Clean your jewellery carefully with a soft, non-abrasive cloth; this helps maintain or bring back its shine. If necessary, you can use a mild washing up liquid with warm water and a soft toothbrush, then rinse with clean water and dry thoroughly with a soft cloth.
Avoid using chemical-based cleaners as these contain harsh chemicals and can strip your jewellery over time. We do not recommend the use of any jewellery polishing cloths which have been treated with cleaners or polishing agents.
What to avoid
Your jewellery should be the last thing you put on and the first thing you take off when getting dressed.
Plated jewellery can be damaged from the effects of chemicals present in perfume, hairspray, make-up, nail polish remover, body oils, sun tan lotion and deodorant.
Do not swim or shower while wearing gold-plated or silver jewellery, and remove rings when washing your hands. Chlorine, salt water and fresh water can damage precious metals and gemstones by dulling or eroding them.

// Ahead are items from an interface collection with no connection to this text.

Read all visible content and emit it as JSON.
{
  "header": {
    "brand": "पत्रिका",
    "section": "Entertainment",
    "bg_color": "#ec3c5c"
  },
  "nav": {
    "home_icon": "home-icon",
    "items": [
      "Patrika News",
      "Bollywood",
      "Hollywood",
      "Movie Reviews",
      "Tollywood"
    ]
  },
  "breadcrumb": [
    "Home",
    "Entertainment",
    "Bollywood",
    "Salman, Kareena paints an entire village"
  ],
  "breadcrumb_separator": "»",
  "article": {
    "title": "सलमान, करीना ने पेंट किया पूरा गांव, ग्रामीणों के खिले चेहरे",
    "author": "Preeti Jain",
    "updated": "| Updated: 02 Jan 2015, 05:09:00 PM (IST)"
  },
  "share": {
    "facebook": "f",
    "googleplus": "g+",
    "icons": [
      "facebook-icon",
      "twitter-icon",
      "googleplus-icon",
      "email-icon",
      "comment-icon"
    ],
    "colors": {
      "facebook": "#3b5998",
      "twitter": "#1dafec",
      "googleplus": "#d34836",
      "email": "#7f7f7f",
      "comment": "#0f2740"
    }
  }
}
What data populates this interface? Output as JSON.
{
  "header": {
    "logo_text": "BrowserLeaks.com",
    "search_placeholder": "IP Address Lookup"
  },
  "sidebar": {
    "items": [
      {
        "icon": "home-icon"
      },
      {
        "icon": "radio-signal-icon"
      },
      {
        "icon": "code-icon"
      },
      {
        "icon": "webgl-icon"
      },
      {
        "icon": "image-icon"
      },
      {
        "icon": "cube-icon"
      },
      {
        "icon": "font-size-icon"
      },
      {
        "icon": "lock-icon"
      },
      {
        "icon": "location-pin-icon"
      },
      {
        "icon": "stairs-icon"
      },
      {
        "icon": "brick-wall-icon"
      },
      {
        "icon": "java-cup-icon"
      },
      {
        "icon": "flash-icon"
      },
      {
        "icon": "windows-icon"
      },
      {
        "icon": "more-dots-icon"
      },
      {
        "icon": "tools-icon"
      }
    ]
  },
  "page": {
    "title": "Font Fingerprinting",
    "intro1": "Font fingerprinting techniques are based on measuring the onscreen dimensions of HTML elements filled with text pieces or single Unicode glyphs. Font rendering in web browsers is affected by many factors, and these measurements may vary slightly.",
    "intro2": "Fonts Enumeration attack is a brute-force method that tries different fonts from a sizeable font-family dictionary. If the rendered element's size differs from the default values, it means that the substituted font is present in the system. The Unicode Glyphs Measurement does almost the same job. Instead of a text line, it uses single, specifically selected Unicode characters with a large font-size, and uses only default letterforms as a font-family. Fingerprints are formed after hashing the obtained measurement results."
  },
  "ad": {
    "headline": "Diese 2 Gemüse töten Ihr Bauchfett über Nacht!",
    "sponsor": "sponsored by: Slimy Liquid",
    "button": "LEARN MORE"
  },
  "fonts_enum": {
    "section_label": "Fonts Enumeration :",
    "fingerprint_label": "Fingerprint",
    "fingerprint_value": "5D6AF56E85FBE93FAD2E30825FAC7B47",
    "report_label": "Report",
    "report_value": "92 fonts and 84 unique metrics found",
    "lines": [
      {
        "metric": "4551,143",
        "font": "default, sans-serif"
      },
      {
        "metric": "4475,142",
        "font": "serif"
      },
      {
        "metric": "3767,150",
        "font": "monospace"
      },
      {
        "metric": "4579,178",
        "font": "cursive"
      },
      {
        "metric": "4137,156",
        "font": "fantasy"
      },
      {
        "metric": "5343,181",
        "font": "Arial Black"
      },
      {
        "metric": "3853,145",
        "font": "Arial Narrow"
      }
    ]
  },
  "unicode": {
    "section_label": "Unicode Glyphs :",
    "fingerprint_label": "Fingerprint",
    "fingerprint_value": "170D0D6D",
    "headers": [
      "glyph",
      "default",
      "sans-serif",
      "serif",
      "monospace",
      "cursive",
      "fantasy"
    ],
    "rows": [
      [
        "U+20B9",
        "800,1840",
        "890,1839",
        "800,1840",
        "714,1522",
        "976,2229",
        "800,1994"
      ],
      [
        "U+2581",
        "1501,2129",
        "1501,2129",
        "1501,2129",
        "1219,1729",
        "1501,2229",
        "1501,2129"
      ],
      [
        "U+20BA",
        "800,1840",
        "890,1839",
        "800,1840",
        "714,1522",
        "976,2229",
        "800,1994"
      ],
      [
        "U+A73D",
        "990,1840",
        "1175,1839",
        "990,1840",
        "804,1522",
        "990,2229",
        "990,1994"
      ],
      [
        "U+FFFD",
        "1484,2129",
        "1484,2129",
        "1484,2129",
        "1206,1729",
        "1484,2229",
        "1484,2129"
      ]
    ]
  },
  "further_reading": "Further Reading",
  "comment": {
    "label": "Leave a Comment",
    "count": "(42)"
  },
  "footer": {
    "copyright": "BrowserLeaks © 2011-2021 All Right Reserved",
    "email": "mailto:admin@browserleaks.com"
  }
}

Gold and silver are particularly susceptible to damage from chlorine, which can permanently damage or discolour them. Soapy water when bathing and showering can also leave a thin film, which makes the metal seem dull.

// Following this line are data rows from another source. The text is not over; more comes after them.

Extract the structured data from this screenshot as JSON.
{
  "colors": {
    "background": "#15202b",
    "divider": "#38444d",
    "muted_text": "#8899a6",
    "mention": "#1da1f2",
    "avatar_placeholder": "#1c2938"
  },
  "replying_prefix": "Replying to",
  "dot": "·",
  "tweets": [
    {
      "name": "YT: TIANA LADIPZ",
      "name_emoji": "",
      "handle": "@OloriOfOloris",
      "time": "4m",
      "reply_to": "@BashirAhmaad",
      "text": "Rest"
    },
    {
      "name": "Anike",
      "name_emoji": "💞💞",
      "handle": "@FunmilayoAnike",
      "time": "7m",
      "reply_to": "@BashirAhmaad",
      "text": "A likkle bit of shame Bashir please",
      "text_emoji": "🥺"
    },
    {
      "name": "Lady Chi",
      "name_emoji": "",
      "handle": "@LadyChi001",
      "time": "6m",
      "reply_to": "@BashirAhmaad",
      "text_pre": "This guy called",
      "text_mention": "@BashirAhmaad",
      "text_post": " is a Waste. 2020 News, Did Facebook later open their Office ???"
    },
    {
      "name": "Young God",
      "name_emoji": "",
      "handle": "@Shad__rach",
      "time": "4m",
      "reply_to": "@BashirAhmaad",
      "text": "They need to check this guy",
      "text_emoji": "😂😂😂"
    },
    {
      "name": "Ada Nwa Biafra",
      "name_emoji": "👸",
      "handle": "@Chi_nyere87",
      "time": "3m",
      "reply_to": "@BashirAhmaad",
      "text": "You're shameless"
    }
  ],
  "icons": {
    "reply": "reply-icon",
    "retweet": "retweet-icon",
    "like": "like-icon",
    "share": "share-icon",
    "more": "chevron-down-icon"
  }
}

Base Metal: A base metal is a metal used to manufacture the jewellery (e.g brass, stainless steel, silver). It is then usually plated or wrapped in gold depending on the colour finish required.

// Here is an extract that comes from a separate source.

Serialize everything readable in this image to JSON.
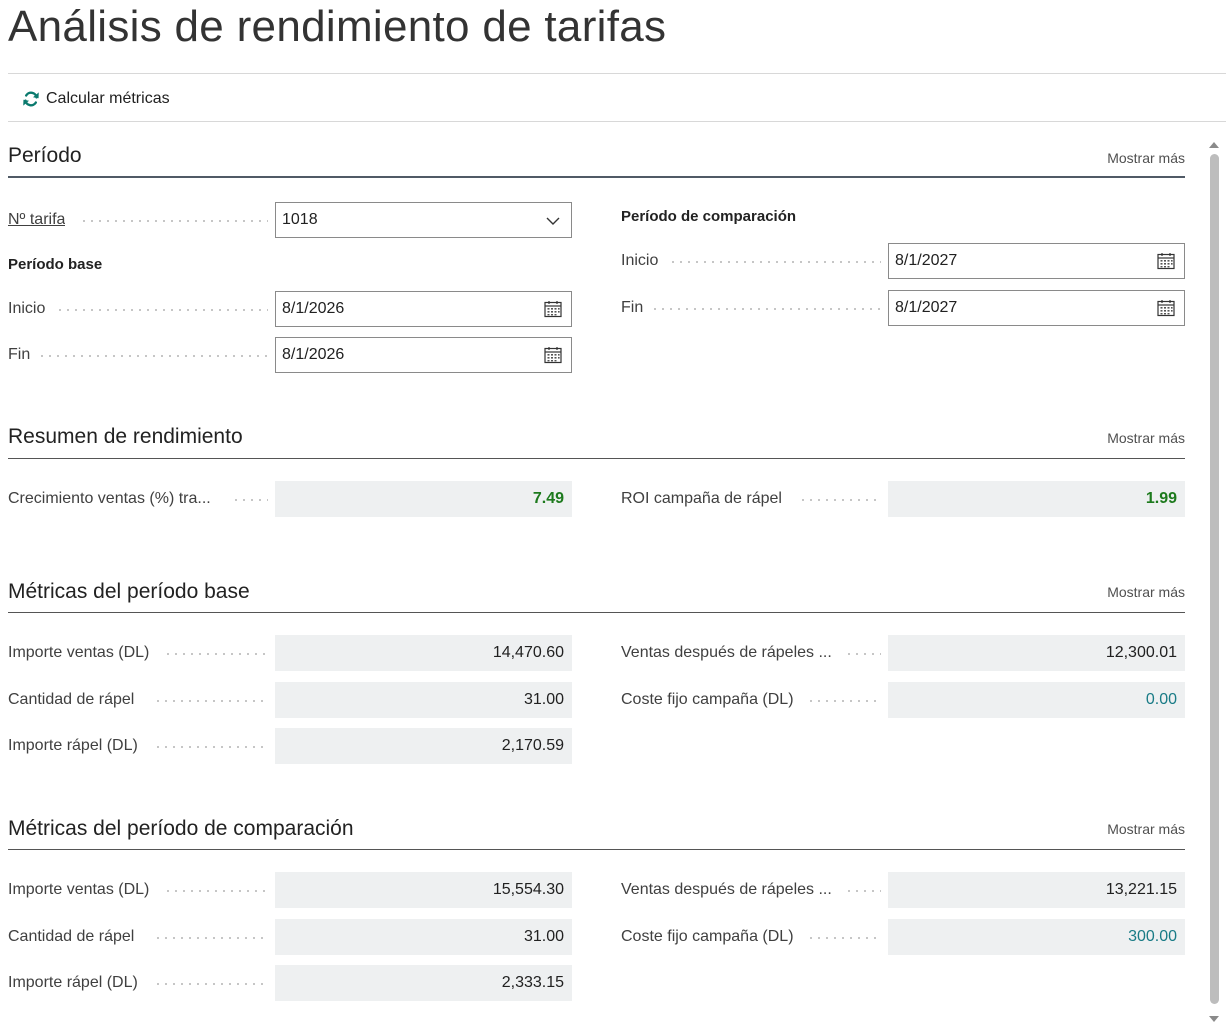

Gold Plated: Gold plated jewellery is jewellery made of a base metal (e.g. brass) or silver that has a thin layer of gold applied to the top through an electrochemical process called electroplating
Gold Filled: Gold filled jewelry is made by taking one or more sheets of solid gold (18KT in our case) and wrapping them around a base metal under intense pressure and heat. Gold-filled jewellery has a much thicker layer of gold than gold plated, which is why it has a higher price point.